    The U.S. Drought Monitor (USDM) is a national map released every Thursday, showing parts of the U.S. that are currently in drought. The USDM relies on drought experts to synthesize the best available data and work with local observers to interpret the information. The USDM also incorporates ground truthing and information about how drought is affecting people, via a network of more than 450 observers across the country, including state climatologists, National Weather Service staff, Extension agents, and hydrologists. Learn more.

    The Standardized Precipitation Index (SPI) is an index to characterize meteorological drought on a range of timescales, ranging from 1 to 72 months. The SPI is the number of standard deviations that observed cumulative precipitation deviates from the climatological average. NOAA's National Centers for Environmental Information produce the 9-month SPI values below on a monthly basis, going back to 1895. Learn more.

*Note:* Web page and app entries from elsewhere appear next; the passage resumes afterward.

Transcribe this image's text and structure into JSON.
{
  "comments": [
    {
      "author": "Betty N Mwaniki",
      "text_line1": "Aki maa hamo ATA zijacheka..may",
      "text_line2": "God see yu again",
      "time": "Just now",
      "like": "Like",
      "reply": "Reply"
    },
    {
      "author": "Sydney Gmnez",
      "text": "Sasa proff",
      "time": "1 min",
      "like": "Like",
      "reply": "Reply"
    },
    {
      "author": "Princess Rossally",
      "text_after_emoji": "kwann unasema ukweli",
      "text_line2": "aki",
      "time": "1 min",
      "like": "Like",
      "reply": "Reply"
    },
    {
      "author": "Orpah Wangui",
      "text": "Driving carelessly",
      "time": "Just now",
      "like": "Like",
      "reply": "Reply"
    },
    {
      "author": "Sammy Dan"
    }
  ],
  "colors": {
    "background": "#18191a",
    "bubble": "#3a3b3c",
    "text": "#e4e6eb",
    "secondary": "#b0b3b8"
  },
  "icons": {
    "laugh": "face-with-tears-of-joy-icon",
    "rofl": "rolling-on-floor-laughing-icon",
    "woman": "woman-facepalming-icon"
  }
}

    Tree rings are used to extend the instrumental record of drought to over 2,000 years. The Living Blended Drought Product (LBDP) is a recalibrated data series of June-July-August Palmer Modified Drought Index (PMDI) values in the lower 48 U.S. states. This dataset blends tree-ring reconstructions and instrumental data to estimate the average summer PMDI values, which extend over 2,000 years in some parts of the U.S. Learn more.